## Information provided
○ ○ ○ ○ ○ ○ ○

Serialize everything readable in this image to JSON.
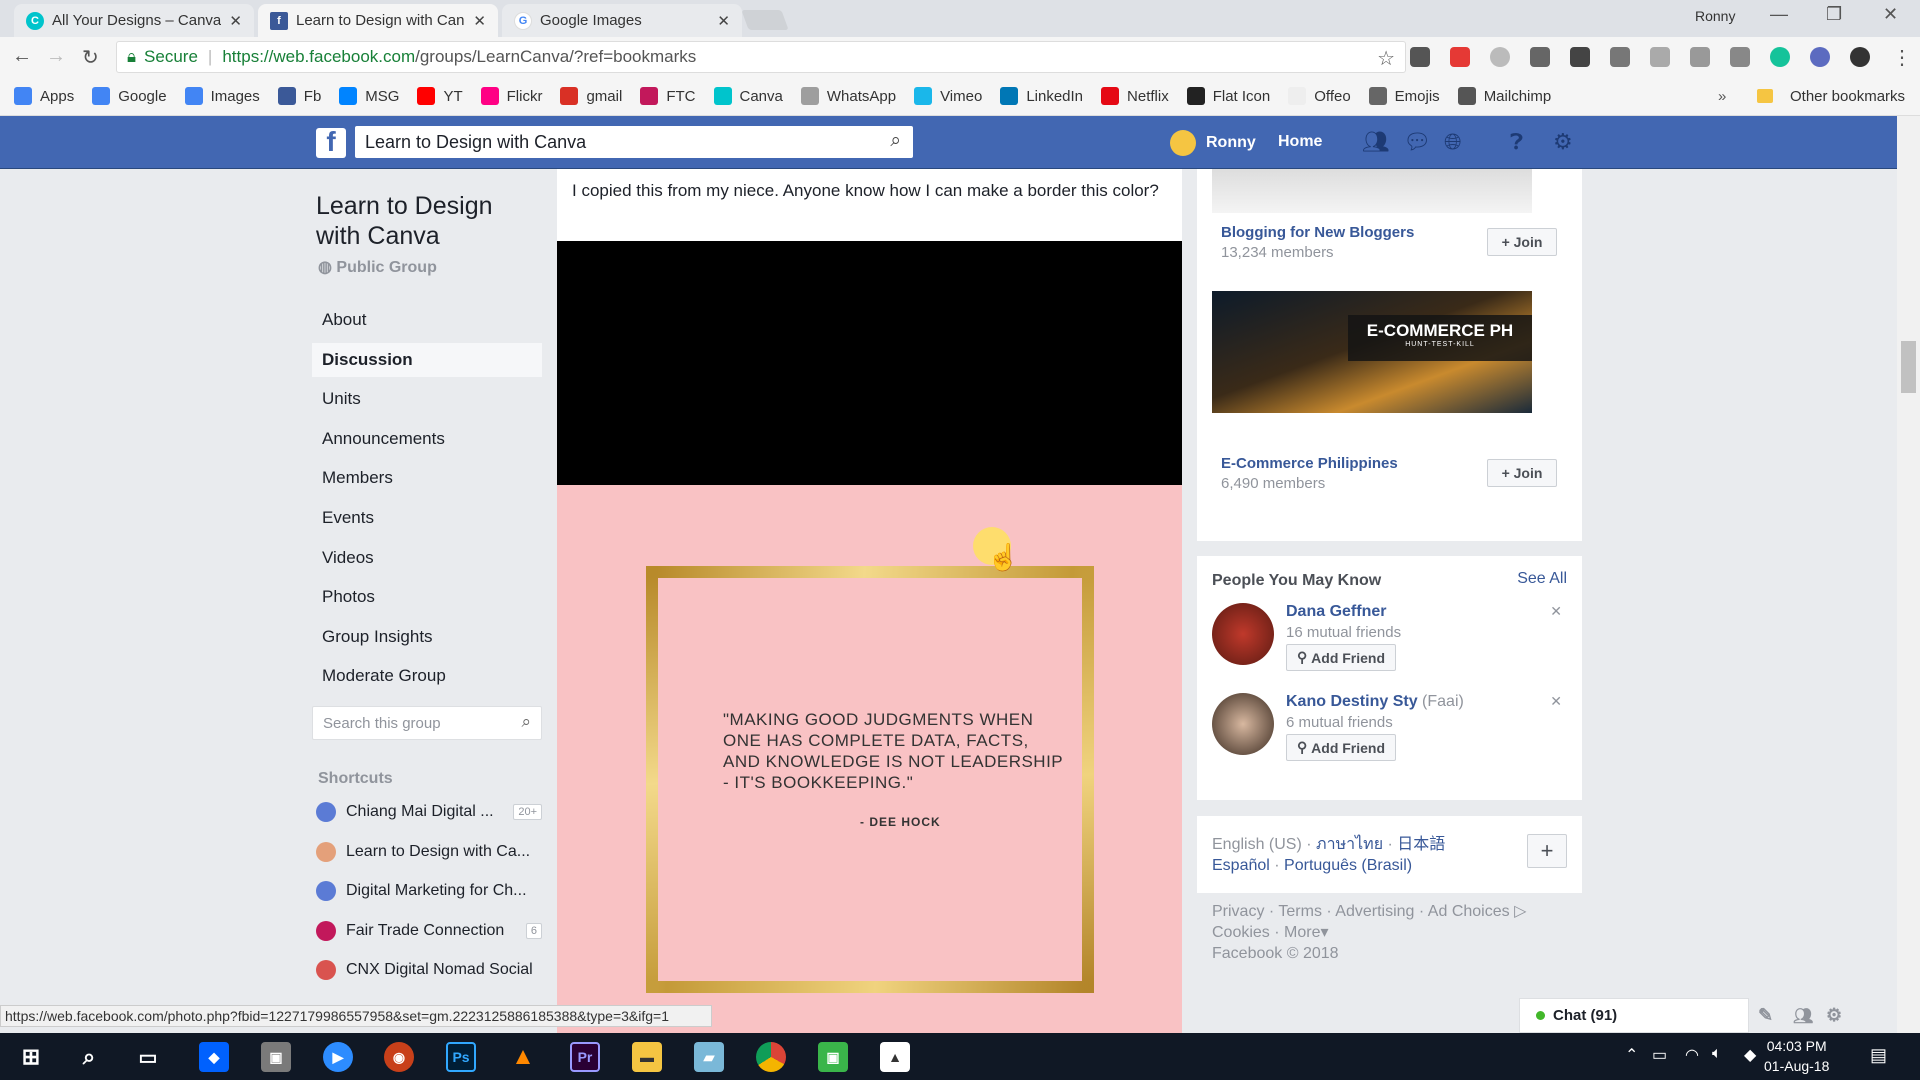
{
  "browser": {
    "tabs": [
      {
        "title": "All Your Designs – Canva",
        "favicon": "canva-icon",
        "active": false
      },
      {
        "title": "Learn to Design with Can",
        "favicon": "facebook-icon",
        "active": true
      },
      {
        "title": "Google Images",
        "favicon": "google-icon",
        "active": false
      }
    ],
    "profile_name": "Ronny",
    "address": {
      "secure_label": "Secure",
      "url_origin": "https://web.facebook.com",
      "url_path": "/groups/LearnCanva/?ref=bookmarks"
    },
    "bookmarks": [
      {
        "label": "Apps",
        "icon": "apps-grid-icon",
        "color": "#4285f4"
      },
      {
        "label": "Google",
        "icon": "google-icon",
        "color": "#4285f4"
      },
      {
        "label": "Images",
        "icon": "google-icon",
        "color": "#4285f4"
      },
      {
        "label": "Fb",
        "icon": "facebook-icon",
        "color": "#3b5998"
      },
      {
        "label": "MSG",
        "icon": "messenger-icon",
        "color": "#0084ff"
      },
      {
        "label": "YT",
        "icon": "youtube-icon",
        "color": "#ff0000"
      },
      {
        "label": "Flickr",
        "icon": "flickr-icon",
        "color": "#ff0084"
      },
      {
        "label": "gmail",
        "icon": "gmail-icon",
        "color": "#d93025"
      },
      {
        "label": "FTC",
        "icon": "ftc-icon",
        "color": "#c2185b"
      },
      {
        "label": "Canva",
        "icon": "canva-icon",
        "color": "#00c4cc"
      },
      {
        "label": "WhatsApp",
        "icon": "document-icon",
        "color": "#9e9e9e"
      },
      {
        "label": "Vimeo",
        "icon": "vimeo-icon",
        "color": "#1ab7ea"
      },
      {
        "label": "LinkedIn",
        "icon": "linkedin-icon",
        "color": "#0077b5"
      },
      {
        "label": "Netflix",
        "icon": "netflix-icon",
        "color": "#e50914"
      },
      {
        "label": "Flat Icon",
        "icon": "flaticon-icon",
        "color": "#222222"
      },
      {
        "label": "Offeo",
        "icon": "offeo-icon",
        "color": "#eeeeee"
      },
      {
        "label": "Emojis",
        "icon": "emoji-icon",
        "color": "#666666"
      },
      {
        "label": "Mailchimp",
        "icon": "mailchimp-icon",
        "color": "#555555"
      }
    ],
    "overflow_label": "»",
    "other_bookmarks": "Other bookmarks",
    "status_url": "https://web.facebook.com/photo.php?fbid=1227179986557958&set=gm.2223125886185388&type=3&ifg=1"
  },
  "fb": {
    "search_value": "Learn to Design with Canva",
    "user_name": "Ronny",
    "home_label": "Home",
    "brand_color": "#4267b2"
  },
  "group": {
    "title": "Learn to Design with Canva",
    "type": "Public Group",
    "nav": [
      {
        "label": "About",
        "selected": false
      },
      {
        "label": "Discussion",
        "selected": true
      },
      {
        "label": "Units",
        "selected": false
      },
      {
        "label": "Announcements",
        "selected": false
      },
      {
        "label": "Members",
        "selected": false
      },
      {
        "label": "Events",
        "selected": false
      },
      {
        "label": "Videos",
        "selected": false
      },
      {
        "label": "Photos",
        "selected": false
      },
      {
        "label": "Group Insights",
        "selected": false
      },
      {
        "label": "Moderate Group",
        "selected": false
      }
    ],
    "search_placeholder": "Search this group",
    "shortcuts_label": "Shortcuts",
    "shortcuts": [
      {
        "label": "Chiang Mai Digital ...",
        "badge": "20+",
        "color": "#5b7bd5"
      },
      {
        "label": "Learn to Design with Ca...",
        "badge": "",
        "color": "#e4a07a"
      },
      {
        "label": "Digital Marketing for Ch...",
        "badge": "",
        "color": "#5b7bd5"
      },
      {
        "label": "Fair Trade Connection",
        "badge": "6",
        "color": "#c2185b"
      },
      {
        "label": "CNX Digital Nomad Social",
        "badge": "",
        "color": "#d9534f"
      }
    ]
  },
  "post": {
    "text": "I copied this from my niece. Anyone know how I can make a border this color?",
    "quote": "\"MAKING GOOD JUDGMENTS WHEN ONE HAS COMPLETE DATA, FACTS, AND KNOWLEDGE IS NOT LEADERSHIP - IT'S BOOKKEEPING.\"",
    "quote_author": "- DEE HOCK",
    "image_bg": "#f9c2c4",
    "border_gold": "#d4ab3c"
  },
  "suggested_groups": [
    {
      "name": "Blogging for New Bloggers",
      "members": "13,234 members",
      "join": "+ Join"
    },
    {
      "name": "E-Commerce Philippines",
      "members": "6,490 members",
      "join": "+ Join",
      "image_title": "E-COMMERCE PH",
      "image_subtitle": "HUNT-TEST-KILL"
    }
  ],
  "pymk": {
    "header": "People You May Know",
    "see_all": "See All",
    "people": [
      {
        "name": "Dana Geffner",
        "alt": "",
        "mutual": "16 mutual friends",
        "button": "Add Friend"
      },
      {
        "name": "Kano Destiny Sty",
        "alt": "(Faai)",
        "mutual": "6 mutual friends",
        "button": "Add Friend"
      }
    ]
  },
  "languages": {
    "current": "English (US)",
    "others": [
      "ภาษาไทย",
      "日本語",
      "Español",
      "Português (Brasil)"
    ]
  },
  "footer": {
    "links": [
      "Privacy",
      "Terms",
      "Advertising",
      "Ad Choices",
      "Cookies",
      "More"
    ],
    "copyright": "Facebook © 2018"
  },
  "chat": {
    "label": "Chat (91)"
  },
  "taskbar": {
    "time": "04:03 PM",
    "date": "01-Aug-18"
  }
}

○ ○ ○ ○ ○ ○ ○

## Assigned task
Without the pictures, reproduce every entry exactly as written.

## Exercise result
Serialize everything readable in this image to JSON.
{
  "browser": {
    "tabs": [
      {
        "title": "All Your Designs – Canva",
        "favicon": "canva-icon",
        "active": false
      },
      {
        "title": "Learn to Design with Can",
        "favicon": "facebook-icon",
        "active": true
      },
      {
        "title": "Google Images",
        "favicon": "google-icon",
        "active": false
      }
    ],
    "profile_name": "Ronny",
    "address": {
      "secure_label": "Secure",
      "url_origin": "https://web.facebook.com",
      "url_path": "/groups/LearnCanva/?ref=bookmarks"
    },
    "bookmarks": [
      {
        "label": "Apps",
        "icon": "apps-grid-icon",
        "color": "#4285f4"
      },
      {
        "label": "Google",
        "icon": "google-icon",
        "color": "#4285f4"
      },
      {
        "label": "Images",
        "icon": "google-icon",
        "color": "#4285f4"
      },
      {
        "label": "Fb",
        "icon": "facebook-icon",
        "color": "#3b5998"
      },
      {
        "label": "MSG",
        "icon": "messenger-icon",
        "color": "#0084ff"
      },
      {
        "label": "YT",
        "icon": "youtube-icon",
        "color": "#ff0000"
      },
      {
        "label": "Flickr",
        "icon": "flickr-icon",
        "color": "#ff0084"
      },
      {
        "label": "gmail",
        "icon": "gmail-icon",
        "color": "#d93025"
      },
      {
        "label": "FTC",
        "icon": "ftc-icon",
        "color": "#c2185b"
      },
      {
        "label": "Canva",
        "icon": "canva-icon",
        "color": "#00c4cc"
      },
      {
        "label": "WhatsApp",
        "icon": "document-icon",
        "color": "#9e9e9e"
      },
      {
        "label": "Vimeo",
        "icon": "vimeo-icon",
        "color": "#1ab7ea"
      },
      {
        "label": "LinkedIn",
        "icon": "linkedin-icon",
        "color": "#0077b5"
      },
      {
        "label": "Netflix",
        "icon": "netflix-icon",
        "color": "#e50914"
      },
      {
        "label": "Flat Icon",
        "icon": "flaticon-icon",
        "color": "#222222"
      },
      {
        "label": "Offeo",
        "icon": "offeo-icon",
        "color": "#eeeeee"
      },
      {
        "label": "Emojis",
        "icon": "emoji-icon",
        "color": "#666666"
      },
      {
        "label": "Mailchimp",
        "icon": "mailchimp-icon",
        "color": "#555555"
      }
    ],
    "overflow_label": "»",
    "other_bookmarks": "Other bookmarks",
    "status_url": "https://web.facebook.com/photo.php?fbid=1227179986557958&set=gm.2223125886185388&type=3&ifg=1"
  },
  "fb": {
    "search_value": "Learn to Design with Canva",
    "user_name": "Ronny",
    "home_label": "Home",
    "brand_color": "#4267b2"
  },
  "group": {
    "title": "Learn to Design with Canva",
    "type": "Public Group",
    "nav": [
      {
        "label": "About",
        "selected": false
      },
      {
        "label": "Discussion",
        "selected": true
      },
      {
        "label": "Units",
        "selected": false
      },
      {
        "label": "Announcements",
        "selected": false
      },
      {
        "label": "Members",
        "selected": false
      },
      {
        "label": "Events",
        "selected": false
      },
      {
        "label": "Videos",
        "selected": false
      },
      {
        "label": "Photos",
        "selected": false
      },
      {
        "label": "Group Insights",
        "selected": false
      },
      {
        "label": "Moderate Group",
        "selected": false
      }
    ],
    "search_placeholder": "Search this group",
    "shortcuts_label": "Shortcuts",
    "shortcuts": [
      {
        "label": "Chiang Mai Digital ...",
        "badge": "20+",
        "color": "#5b7bd5"
      },
      {
        "label": "Learn to Design with Ca...",
        "badge": "",
        "color": "#e4a07a"
      },
      {
        "label": "Digital Marketing for Ch...",
        "badge": "",
        "color": "#5b7bd5"
      },
      {
        "label": "Fair Trade Connection",
        "badge": "6",
        "color": "#c2185b"
      },
      {
        "label": "CNX Digital Nomad Social",
        "badge": "",
        "color": "#d9534f"
      }
    ]
  },
  "post": {
    "text": "I copied this from my niece. Anyone know how I can make a border this color?",
    "quote": "\"MAKING GOOD JUDGMENTS WHEN ONE HAS COMPLETE DATA, FACTS, AND KNOWLEDGE IS NOT LEADERSHIP - IT'S BOOKKEEPING.\"",
    "quote_author": "- DEE HOCK",
    "image_bg": "#f9c2c4",
    "border_gold": "#d4ab3c"
  },
  "suggested_groups": [
    {
      "name": "Blogging for New Bloggers",
      "members": "13,234 members",
      "join": "+ Join"
    },
    {
      "name": "E-Commerce Philippines",
      "members": "6,490 members",
      "join": "+ Join",
      "image_title": "E-COMMERCE PH",
      "image_subtitle": "HUNT-TEST-KILL"
    }
  ],
  "pymk": {
    "header": "People You May Know",
    "see_all": "See All",
    "people": [
      {
        "name": "Dana Geffner",
        "alt": "",
        "mutual": "16 mutual friends",
        "button": "Add Friend"
      },
      {
        "name": "Kano Destiny Sty",
        "alt": "(Faai)",
        "mutual": "6 mutual friends",
        "button": "Add Friend"
      }
    ]
  },
  "languages": {
    "current": "English (US)",
    "others": [
      "ภาษาไทย",
      "日本語",
      "Español",
      "Português (Brasil)"
    ]
  },
  "footer": {
    "links": [
      "Privacy",
      "Terms",
      "Advertising",
      "Ad Choices",
      "Cookies",
      "More"
    ],
    "copyright": "Facebook © 2018"
  },
  "chat": {
    "label": "Chat (91)"
  },
  "taskbar": {
    "time": "04:03 PM",
    "date": "01-Aug-18"
  }
}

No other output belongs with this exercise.